To sign up, you fill in the form, install an app to verify your ID, and they send you the bank card to your address in Germany, Austria or any other EU country that uses the Euro currency. As of July 2019 N26 is already about to open services in the United States and Brazil, many more countries will follow. However, you do need an address in Germany or any of the other countries that N26 is active, but this can be an address of your friends or your hotel or hostel even, as long as the letter with the card gets to you.
With the card, you can take out money from all ATMs in Germany – for free. This applies to all Euro ATMs all over EU countries. Possibly even all over the world, but we have to check that. The card is also a MasterCard, so you can also use it for most of your online purchases, as long as you have enough money in the account. And it comes with an IBAN, so free incoming and outgoing SEPA transfers.
As of July 2019 you will get a German IBAN if you open an N26 account with an address in Europe.
There are also other alternatives. In all EU countries banks are required to provide services to people living in other EU countries under the condition that you can show the need for a bank account in the bank’s country. For example, if you reside in Poland and you work in Germany, you can easily claim the need for a EUR dominated account with a German IBAN. For this to work you need to physically enter a bank’s branch office in Germany though and they can have their specific requirements for paperwork.

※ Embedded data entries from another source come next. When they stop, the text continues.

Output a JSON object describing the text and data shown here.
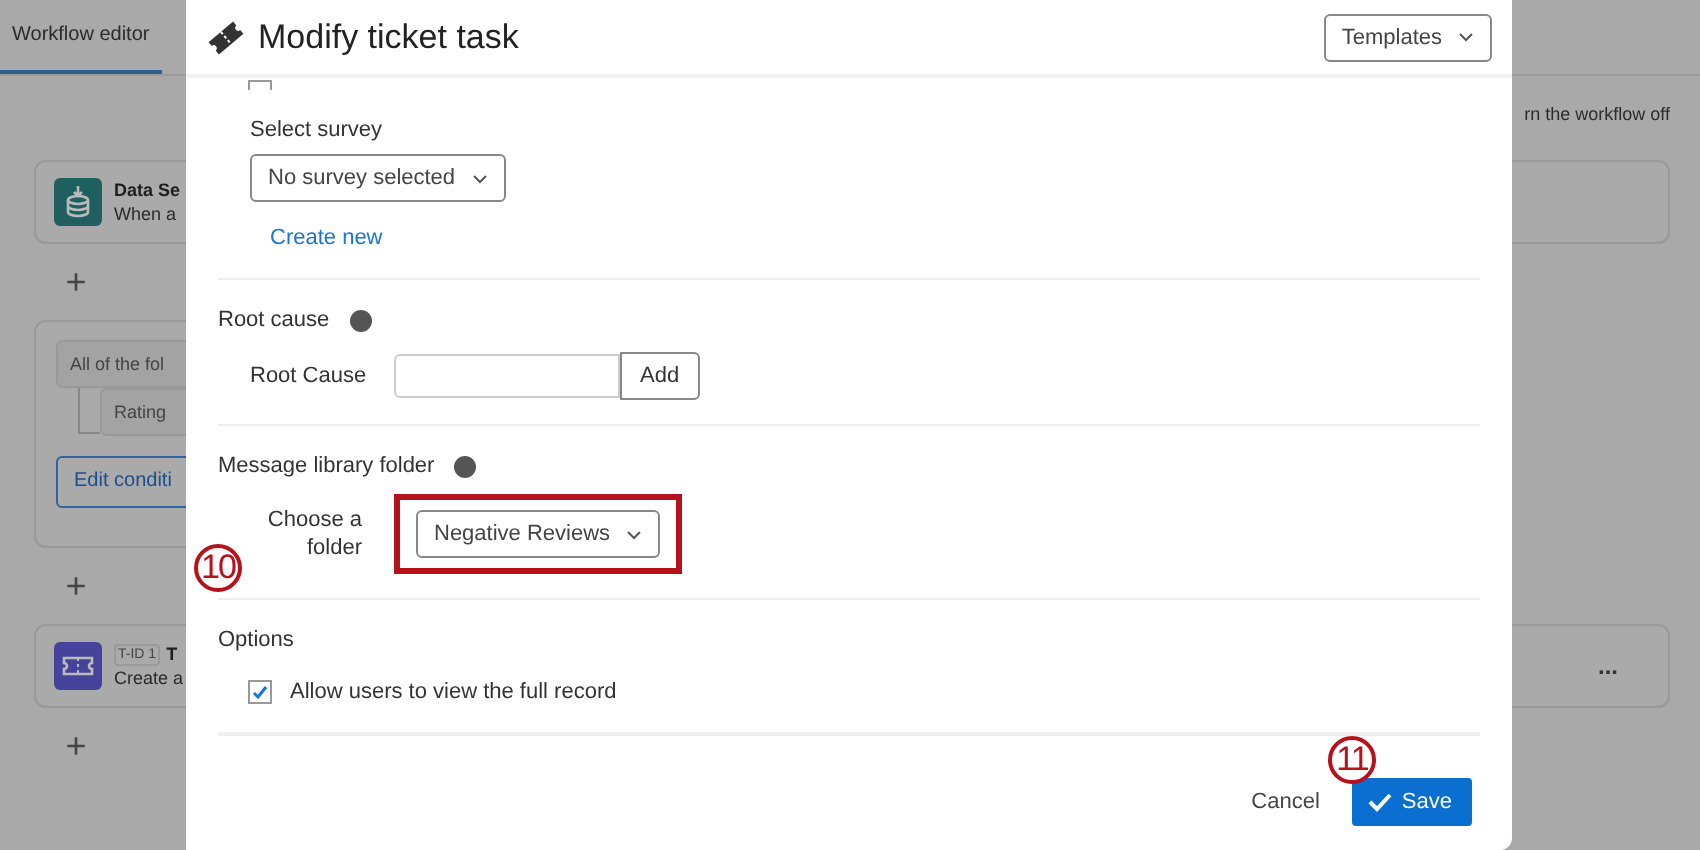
{
  "background": {
    "tabs": [
      {
        "label": "Workflow editor",
        "selected": true
      }
    ],
    "notice": "rn the workflow off",
    "trigger_card": {
      "title": "Data Se",
      "subtitle": "When a"
    },
    "conditions_card": {
      "condition": "All of the fol",
      "field": "Rating",
      "edit_button": "Edit conditi"
    },
    "task_card": {
      "tag": "T-ID 1",
      "title": "T",
      "subtitle": "Create a",
      "menu": "..."
    },
    "add_buttons": [
      "+",
      "+",
      "+"
    ]
  },
  "modal": {
    "title": "Modify ticket task",
    "templates_button": "Templates",
    "cut_row": {
      "checked": false
    },
    "survey": {
      "label": "Select survey",
      "value": "No survey selected",
      "link": "Create new"
    },
    "root_cause": {
      "heading": "Root cause",
      "label": "Root Cause",
      "button": "Add"
    },
    "library": {
      "heading": "Message library folder",
      "label": "Choose a folder",
      "value": "Negative Reviews",
      "highlighted": true
    },
    "options": {
      "heading": "Options",
      "items": [
        {
          "label": "Allow users to view the full record",
          "checked": true
        }
      ]
    },
    "cancel": "Cancel",
    "save": "Save"
  },
  "annotations": [
    {
      "label": "10"
    },
    {
      "label": "11"
    }
  ]
}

DKB bank offers clients a free checking bank account for foreigners in the Euro currency with a free Visa Credit Card to make cash withdrawals accessible from anyplace in the world. DKB also provides reasonable interest rates on cash deposits. As a foreigner moving to Europe, you should consider stashing your money in a safe DKB account as it allows for excellent interest rates for non-residents. However, DKB also has its flaws; first of all, it is mandatory to have an Anmeldung, and secondly, they do not offer translation services for non-residents who do not speak German. So unless you reside in Germany or have registered your residence at the registration office(Buergeramt), applying with a DKB bank might not be a pleasant choice.